● Prompt:
Check each line of the listing below for the string "search", then copy every line that has it.

● Supplied data:
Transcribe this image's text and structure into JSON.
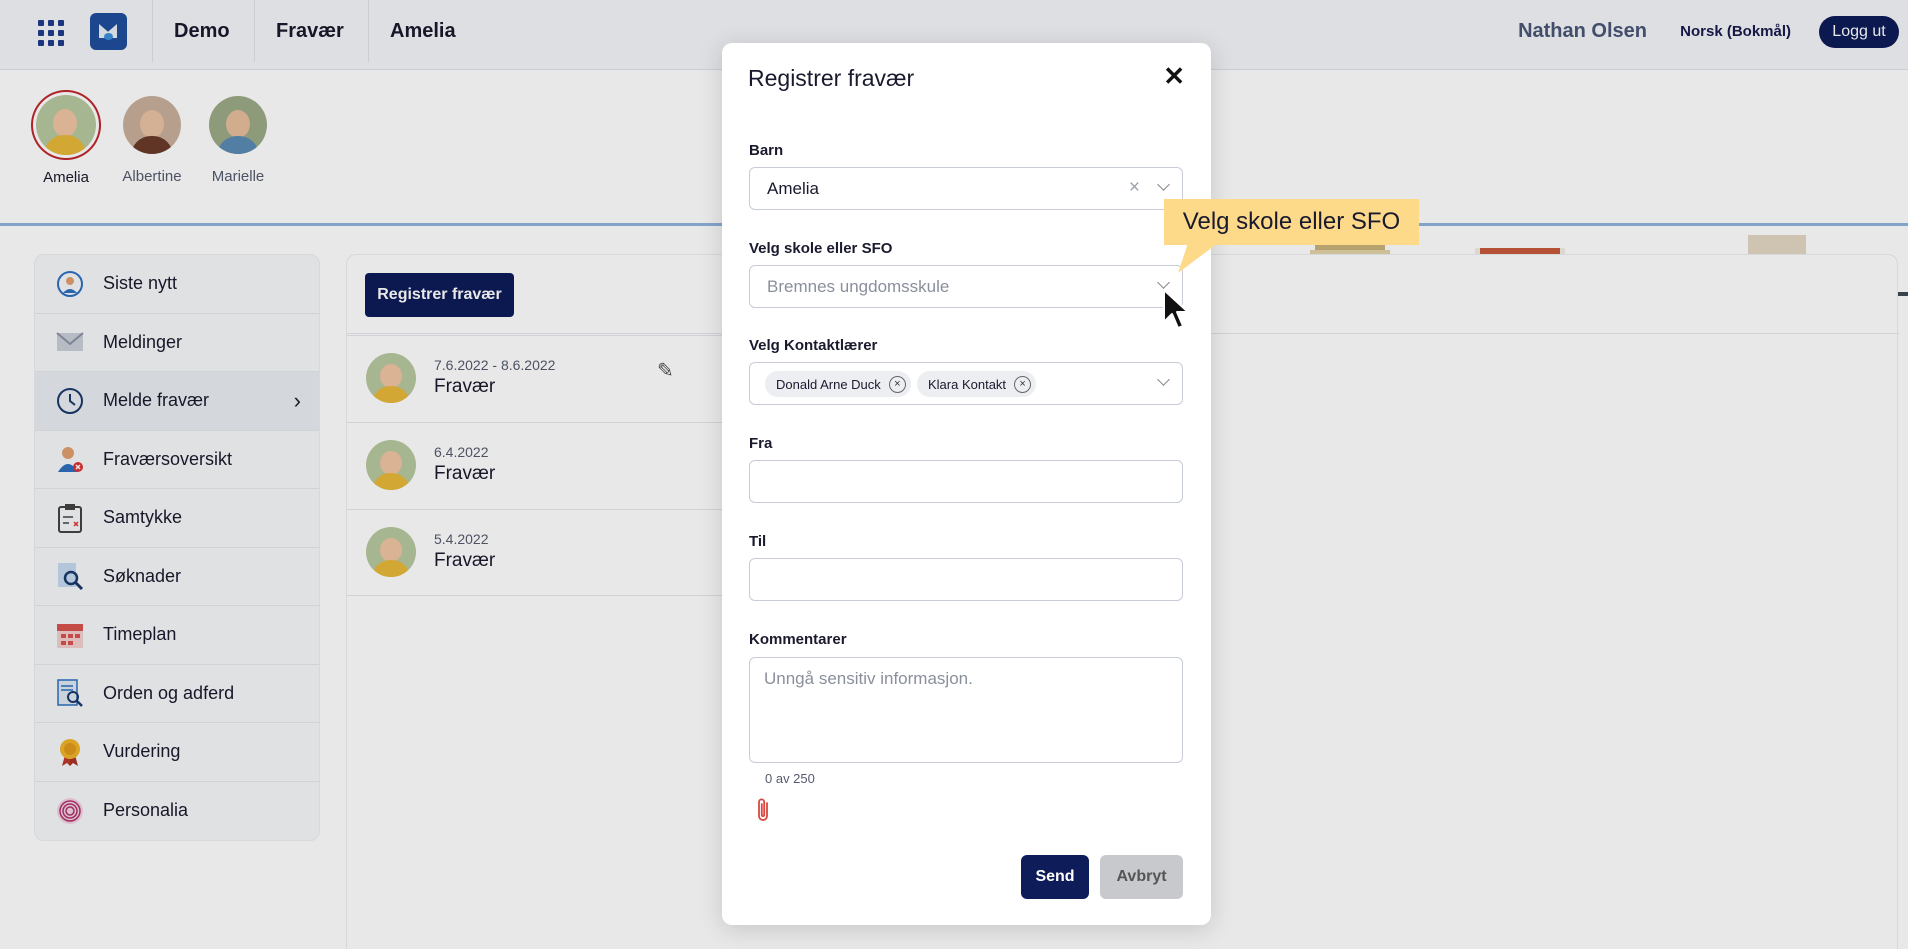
{
  "topbar": {
    "nav": [
      "Demo",
      "Fravær",
      "Amelia"
    ],
    "user": "Nathan Olsen",
    "language": "Norsk (Bokmål)",
    "logout": "Logg ut"
  },
  "children": [
    {
      "name": "Amelia",
      "selected": true
    },
    {
      "name": "Albertine",
      "selected": false
    },
    {
      "name": "Marielle",
      "selected": false
    }
  ],
  "sidebar": {
    "items": [
      {
        "label": "Siste nytt",
        "icon": "news-icon"
      },
      {
        "label": "Meldinger",
        "icon": "envelope-icon"
      },
      {
        "label": "Melde fravær",
        "icon": "clock-icon",
        "active": true
      },
      {
        "label": "Fraværsoversikt",
        "icon": "person-absent-icon"
      },
      {
        "label": "Samtykke",
        "icon": "clipboard-icon"
      },
      {
        "label": "Søknader",
        "icon": "search-document-icon"
      },
      {
        "label": "Timeplan",
        "icon": "calendar-icon"
      },
      {
        "label": "Orden og adferd",
        "icon": "document-search-icon"
      },
      {
        "label": "Vurdering",
        "icon": "medal-icon"
      },
      {
        "label": "Personalia",
        "icon": "fingerprint-icon"
      }
    ]
  },
  "main": {
    "register_button": "Registrer fravær",
    "absences": [
      {
        "date": "7.6.2022 - 8.6.2022",
        "type": "Fravær",
        "editable": true
      },
      {
        "date": "6.4.2022",
        "type": "Fravær",
        "editable": false
      },
      {
        "date": "5.4.2022",
        "type": "Fravær",
        "editable": false
      }
    ]
  },
  "modal": {
    "title": "Registrer fravær",
    "close_icon": "close-icon",
    "child_label": "Barn",
    "child_value": "Amelia",
    "school_label": "Velg skole eller SFO",
    "school_placeholder": "Bremnes ungdomsskule",
    "teacher_label": "Velg Kontaktlærer",
    "teachers": [
      "Donald Arne Duck",
      "Klara Kontakt"
    ],
    "from_label": "Fra",
    "from_value": "",
    "to_label": "Til",
    "to_value": "",
    "comments_label": "Kommentarer",
    "comments_placeholder": "Unngå sensitiv informasjon.",
    "counter": "0 av 250",
    "send": "Send",
    "cancel": "Avbryt"
  },
  "tooltip": {
    "text": "Velg skole eller SFO"
  },
  "colors": {
    "primary": "#0e1c5a",
    "callout": "#fdd98a",
    "selected_ring": "#c0262d"
  }
}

● Solution below:
        "icon": "search-document-icon"
        "icon": "document-search-icon"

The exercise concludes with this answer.